Entries from a dataset of interfaces:
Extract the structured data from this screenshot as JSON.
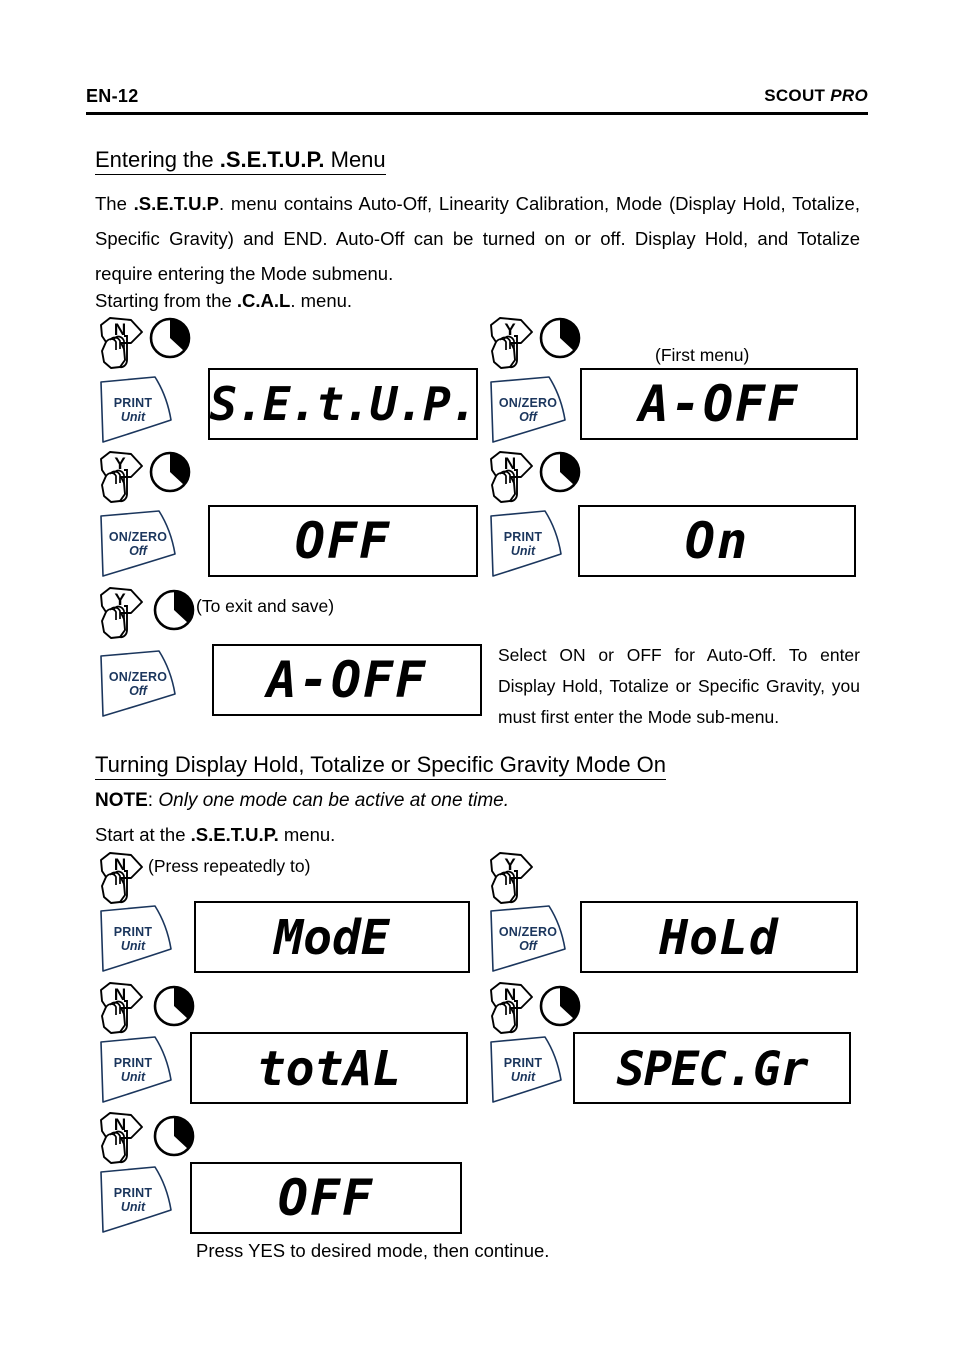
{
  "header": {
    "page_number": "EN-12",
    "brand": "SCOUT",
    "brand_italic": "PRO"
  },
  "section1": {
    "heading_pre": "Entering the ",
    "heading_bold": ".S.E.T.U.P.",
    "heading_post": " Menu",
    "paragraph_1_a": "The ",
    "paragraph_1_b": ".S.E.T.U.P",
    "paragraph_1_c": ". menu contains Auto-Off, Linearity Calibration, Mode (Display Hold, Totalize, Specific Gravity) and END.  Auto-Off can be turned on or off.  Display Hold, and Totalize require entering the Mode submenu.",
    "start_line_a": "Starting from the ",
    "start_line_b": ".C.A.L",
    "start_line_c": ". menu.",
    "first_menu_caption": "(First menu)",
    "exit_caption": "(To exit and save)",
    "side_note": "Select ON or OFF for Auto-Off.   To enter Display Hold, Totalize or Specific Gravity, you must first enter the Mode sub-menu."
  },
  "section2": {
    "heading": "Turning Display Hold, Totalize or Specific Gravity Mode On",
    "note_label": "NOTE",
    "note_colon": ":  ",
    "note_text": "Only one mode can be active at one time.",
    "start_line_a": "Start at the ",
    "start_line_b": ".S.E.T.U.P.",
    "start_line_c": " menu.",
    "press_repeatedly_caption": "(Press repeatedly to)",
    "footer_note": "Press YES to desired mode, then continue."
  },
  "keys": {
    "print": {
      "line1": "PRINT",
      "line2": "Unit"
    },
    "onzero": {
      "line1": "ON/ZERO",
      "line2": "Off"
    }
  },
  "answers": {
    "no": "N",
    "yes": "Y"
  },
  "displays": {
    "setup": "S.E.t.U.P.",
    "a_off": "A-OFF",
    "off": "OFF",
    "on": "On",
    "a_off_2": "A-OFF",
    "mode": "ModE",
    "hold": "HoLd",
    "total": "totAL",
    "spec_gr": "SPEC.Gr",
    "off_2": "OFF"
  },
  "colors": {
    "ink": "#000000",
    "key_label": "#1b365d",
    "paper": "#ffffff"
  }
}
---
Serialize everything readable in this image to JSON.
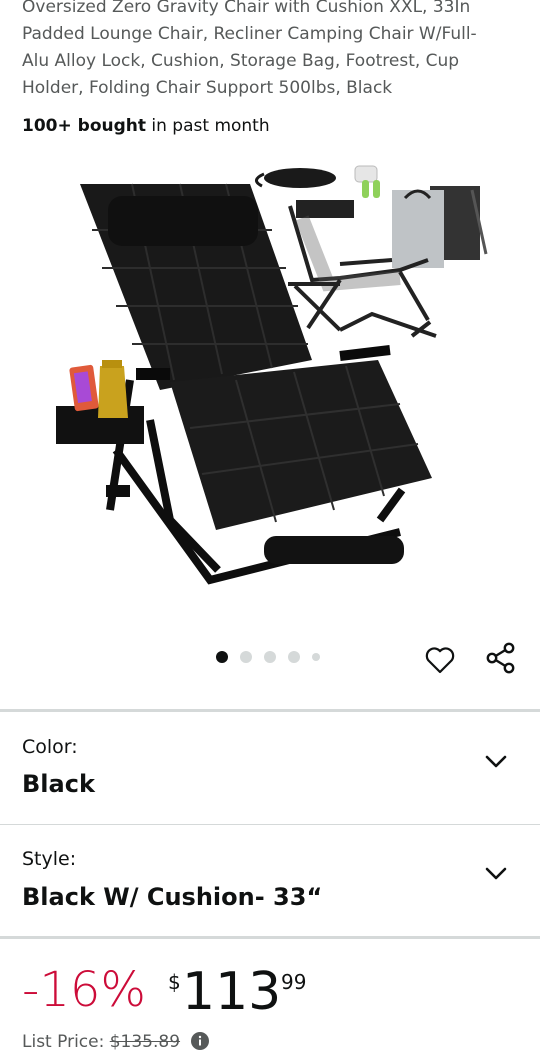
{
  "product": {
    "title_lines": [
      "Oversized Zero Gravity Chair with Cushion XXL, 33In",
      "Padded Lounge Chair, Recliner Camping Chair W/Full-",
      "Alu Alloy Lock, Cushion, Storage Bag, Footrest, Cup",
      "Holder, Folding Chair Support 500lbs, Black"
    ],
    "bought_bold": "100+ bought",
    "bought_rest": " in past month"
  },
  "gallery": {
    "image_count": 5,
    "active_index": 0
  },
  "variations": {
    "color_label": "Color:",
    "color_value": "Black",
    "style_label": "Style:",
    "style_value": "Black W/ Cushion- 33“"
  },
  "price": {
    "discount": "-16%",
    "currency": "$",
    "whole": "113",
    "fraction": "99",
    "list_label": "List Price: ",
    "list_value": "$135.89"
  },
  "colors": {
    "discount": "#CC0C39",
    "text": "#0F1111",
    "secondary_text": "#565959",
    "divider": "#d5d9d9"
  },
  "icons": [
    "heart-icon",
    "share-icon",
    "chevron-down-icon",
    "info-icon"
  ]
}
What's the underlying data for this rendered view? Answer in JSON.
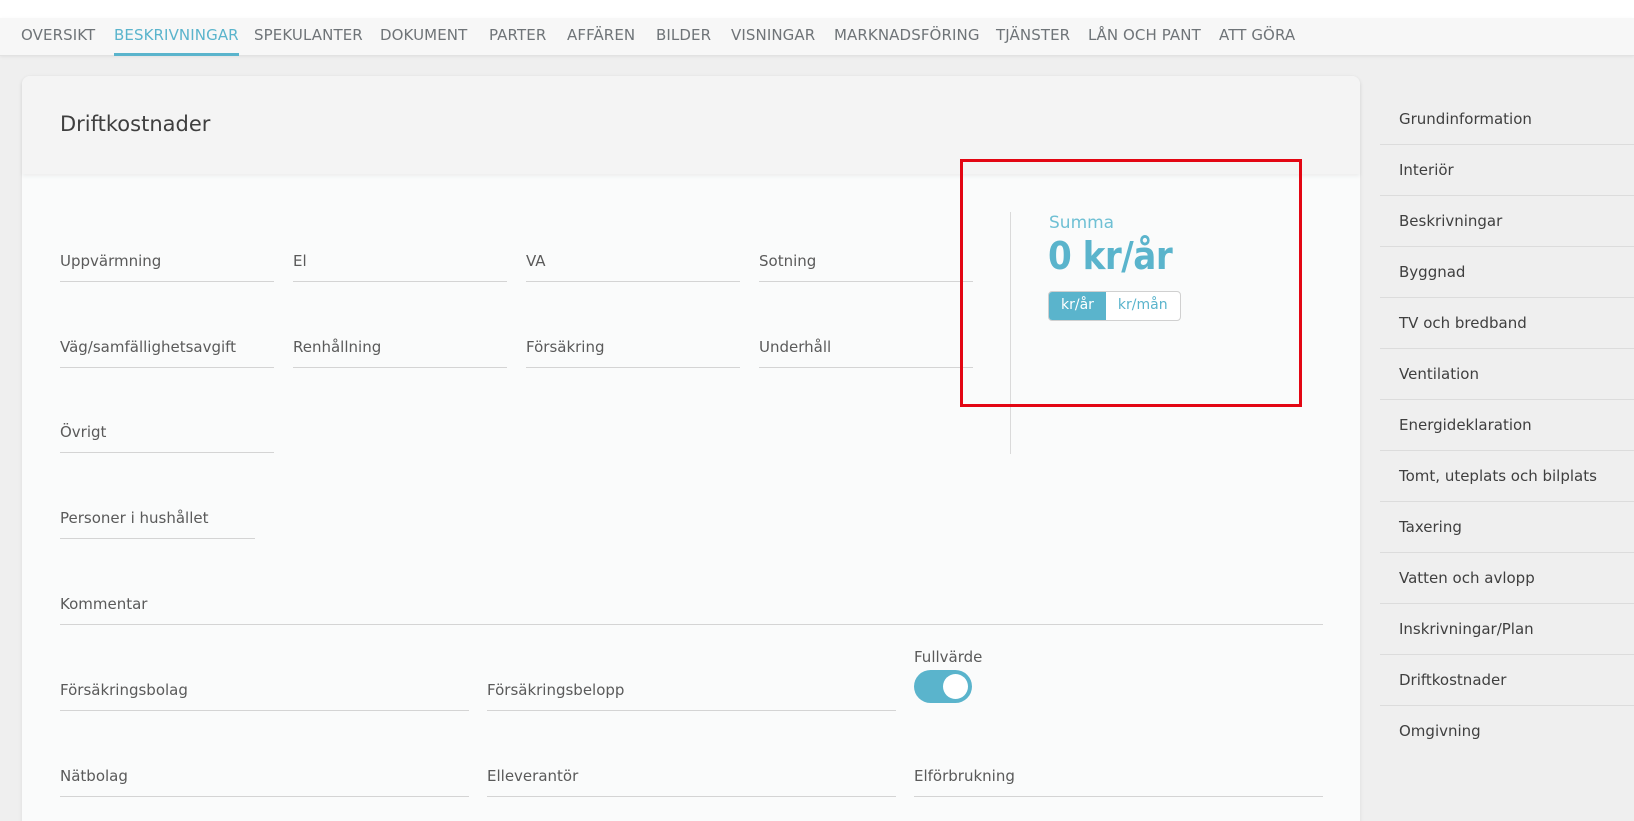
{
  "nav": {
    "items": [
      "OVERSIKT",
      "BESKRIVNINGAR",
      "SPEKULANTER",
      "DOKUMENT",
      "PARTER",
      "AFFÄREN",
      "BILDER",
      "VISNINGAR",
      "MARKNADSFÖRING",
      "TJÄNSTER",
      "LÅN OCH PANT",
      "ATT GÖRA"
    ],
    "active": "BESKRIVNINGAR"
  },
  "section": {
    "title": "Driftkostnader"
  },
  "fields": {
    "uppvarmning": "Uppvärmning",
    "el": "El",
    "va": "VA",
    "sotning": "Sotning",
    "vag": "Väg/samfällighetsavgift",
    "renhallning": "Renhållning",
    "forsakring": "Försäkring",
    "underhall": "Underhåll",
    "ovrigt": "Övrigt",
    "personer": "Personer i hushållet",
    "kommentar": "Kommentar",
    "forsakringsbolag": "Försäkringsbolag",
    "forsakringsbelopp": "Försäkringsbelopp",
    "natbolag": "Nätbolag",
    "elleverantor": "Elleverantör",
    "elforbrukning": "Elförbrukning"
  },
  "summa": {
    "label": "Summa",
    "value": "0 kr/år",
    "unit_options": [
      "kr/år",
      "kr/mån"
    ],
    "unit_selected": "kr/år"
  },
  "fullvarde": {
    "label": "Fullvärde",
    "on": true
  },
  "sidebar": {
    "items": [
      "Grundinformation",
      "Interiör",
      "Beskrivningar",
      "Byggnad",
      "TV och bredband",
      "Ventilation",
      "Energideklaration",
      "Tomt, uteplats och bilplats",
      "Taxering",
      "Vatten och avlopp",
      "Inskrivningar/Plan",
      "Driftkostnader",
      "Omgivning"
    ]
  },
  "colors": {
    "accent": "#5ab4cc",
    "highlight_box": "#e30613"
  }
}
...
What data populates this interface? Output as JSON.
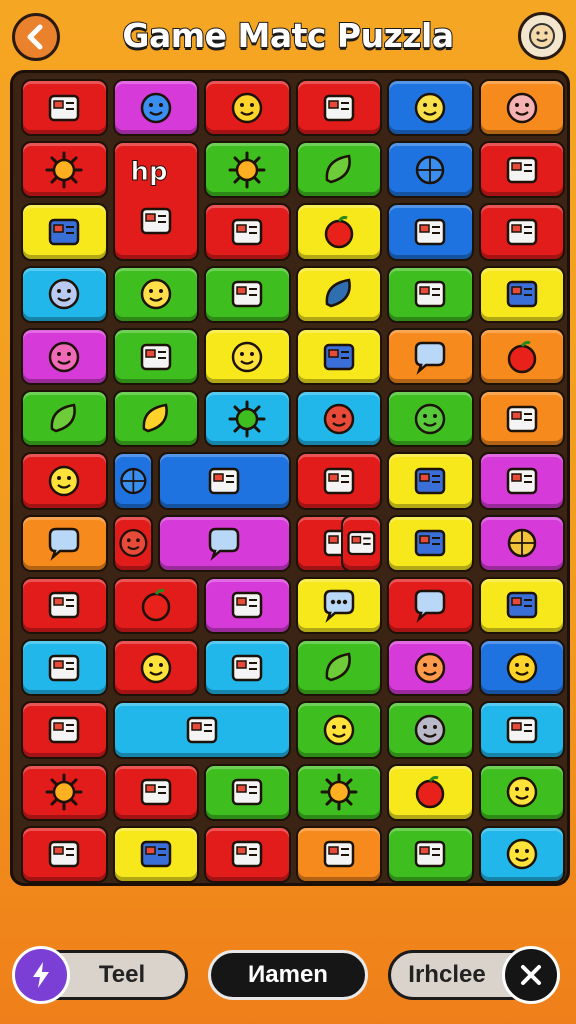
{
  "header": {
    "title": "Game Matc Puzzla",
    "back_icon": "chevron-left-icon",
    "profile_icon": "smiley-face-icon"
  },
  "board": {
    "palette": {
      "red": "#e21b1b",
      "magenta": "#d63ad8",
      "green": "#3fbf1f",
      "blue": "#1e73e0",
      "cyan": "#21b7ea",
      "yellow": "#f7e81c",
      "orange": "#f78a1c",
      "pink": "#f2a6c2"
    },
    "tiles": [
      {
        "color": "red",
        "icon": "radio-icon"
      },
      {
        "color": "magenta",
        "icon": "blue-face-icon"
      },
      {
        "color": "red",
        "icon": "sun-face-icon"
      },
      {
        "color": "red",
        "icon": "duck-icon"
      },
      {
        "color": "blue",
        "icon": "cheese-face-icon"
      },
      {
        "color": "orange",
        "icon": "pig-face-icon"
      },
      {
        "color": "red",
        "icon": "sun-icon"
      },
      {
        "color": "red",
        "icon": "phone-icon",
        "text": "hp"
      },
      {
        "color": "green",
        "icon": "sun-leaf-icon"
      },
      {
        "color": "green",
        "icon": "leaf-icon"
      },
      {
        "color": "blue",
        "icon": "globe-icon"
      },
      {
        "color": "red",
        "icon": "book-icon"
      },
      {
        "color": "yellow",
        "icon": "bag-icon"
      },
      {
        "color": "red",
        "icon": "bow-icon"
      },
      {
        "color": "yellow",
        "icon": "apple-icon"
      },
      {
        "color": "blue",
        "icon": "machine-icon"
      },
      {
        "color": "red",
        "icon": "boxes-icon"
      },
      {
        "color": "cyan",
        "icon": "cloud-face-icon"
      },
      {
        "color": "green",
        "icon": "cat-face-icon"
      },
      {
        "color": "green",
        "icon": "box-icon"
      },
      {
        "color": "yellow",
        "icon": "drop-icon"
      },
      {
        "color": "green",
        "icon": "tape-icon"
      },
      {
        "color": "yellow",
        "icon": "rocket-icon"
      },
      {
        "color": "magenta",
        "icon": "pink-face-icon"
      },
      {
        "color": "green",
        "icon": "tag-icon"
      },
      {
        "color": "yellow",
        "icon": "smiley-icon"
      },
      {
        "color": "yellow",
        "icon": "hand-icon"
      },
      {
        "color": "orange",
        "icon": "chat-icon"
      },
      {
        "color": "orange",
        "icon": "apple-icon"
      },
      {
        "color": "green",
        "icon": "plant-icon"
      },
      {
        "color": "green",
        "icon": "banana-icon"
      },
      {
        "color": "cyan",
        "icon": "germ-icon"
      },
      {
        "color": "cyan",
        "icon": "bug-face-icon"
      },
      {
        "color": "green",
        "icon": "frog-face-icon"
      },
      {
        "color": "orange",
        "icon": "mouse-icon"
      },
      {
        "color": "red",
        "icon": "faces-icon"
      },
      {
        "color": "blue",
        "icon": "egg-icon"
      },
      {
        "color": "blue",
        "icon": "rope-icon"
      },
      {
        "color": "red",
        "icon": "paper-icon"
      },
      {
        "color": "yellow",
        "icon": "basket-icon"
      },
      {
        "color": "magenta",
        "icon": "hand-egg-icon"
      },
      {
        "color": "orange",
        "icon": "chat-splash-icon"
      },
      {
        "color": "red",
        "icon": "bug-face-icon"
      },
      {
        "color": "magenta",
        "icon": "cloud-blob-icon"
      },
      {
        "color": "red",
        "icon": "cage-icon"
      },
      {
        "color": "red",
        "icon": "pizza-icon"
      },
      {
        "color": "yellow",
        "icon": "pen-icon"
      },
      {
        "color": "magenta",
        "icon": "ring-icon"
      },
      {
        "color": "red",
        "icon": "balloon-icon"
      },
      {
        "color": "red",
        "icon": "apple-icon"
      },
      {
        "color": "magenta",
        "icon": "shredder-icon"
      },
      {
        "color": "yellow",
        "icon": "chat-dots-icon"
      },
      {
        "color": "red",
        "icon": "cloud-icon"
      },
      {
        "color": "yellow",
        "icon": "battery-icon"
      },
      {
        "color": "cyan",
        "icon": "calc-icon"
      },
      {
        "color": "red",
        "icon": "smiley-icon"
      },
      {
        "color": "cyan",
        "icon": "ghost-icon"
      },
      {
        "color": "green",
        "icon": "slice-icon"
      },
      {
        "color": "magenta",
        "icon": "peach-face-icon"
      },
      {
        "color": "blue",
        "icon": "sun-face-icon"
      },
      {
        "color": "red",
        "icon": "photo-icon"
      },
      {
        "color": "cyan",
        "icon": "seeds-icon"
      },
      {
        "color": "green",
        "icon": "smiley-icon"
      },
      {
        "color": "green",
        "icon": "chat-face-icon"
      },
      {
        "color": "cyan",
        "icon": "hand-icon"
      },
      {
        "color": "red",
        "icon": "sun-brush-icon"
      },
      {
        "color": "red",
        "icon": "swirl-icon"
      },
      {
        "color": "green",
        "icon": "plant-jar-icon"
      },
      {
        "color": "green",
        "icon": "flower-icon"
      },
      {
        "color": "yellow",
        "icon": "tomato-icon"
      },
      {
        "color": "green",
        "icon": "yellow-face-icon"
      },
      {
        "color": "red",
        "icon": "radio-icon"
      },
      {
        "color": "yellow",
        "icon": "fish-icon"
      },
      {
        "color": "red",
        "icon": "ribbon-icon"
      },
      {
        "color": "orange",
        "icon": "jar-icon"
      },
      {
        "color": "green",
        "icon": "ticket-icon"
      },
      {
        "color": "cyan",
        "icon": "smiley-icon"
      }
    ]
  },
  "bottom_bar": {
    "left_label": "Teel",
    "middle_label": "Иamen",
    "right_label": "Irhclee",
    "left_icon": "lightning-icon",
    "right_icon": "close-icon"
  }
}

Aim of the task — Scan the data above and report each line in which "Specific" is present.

Task answer —
    "paragraph_1_c": ". menu contains Auto-Off, Linearity Calibration, Mode (Display Hold, Totalize, Specific Gravity) and END.  Auto-Off can be turned on or off.  Display Hold, and Totalize require entering the Mode submenu.",
    "side_note": "Select ON or OFF for Auto-Off.   To enter Display Hold, Totalize or Specific Gravity, you must first enter the Mode sub-menu."
    "heading": "Turning Display Hold, Totalize or Specific Gravity Mode On",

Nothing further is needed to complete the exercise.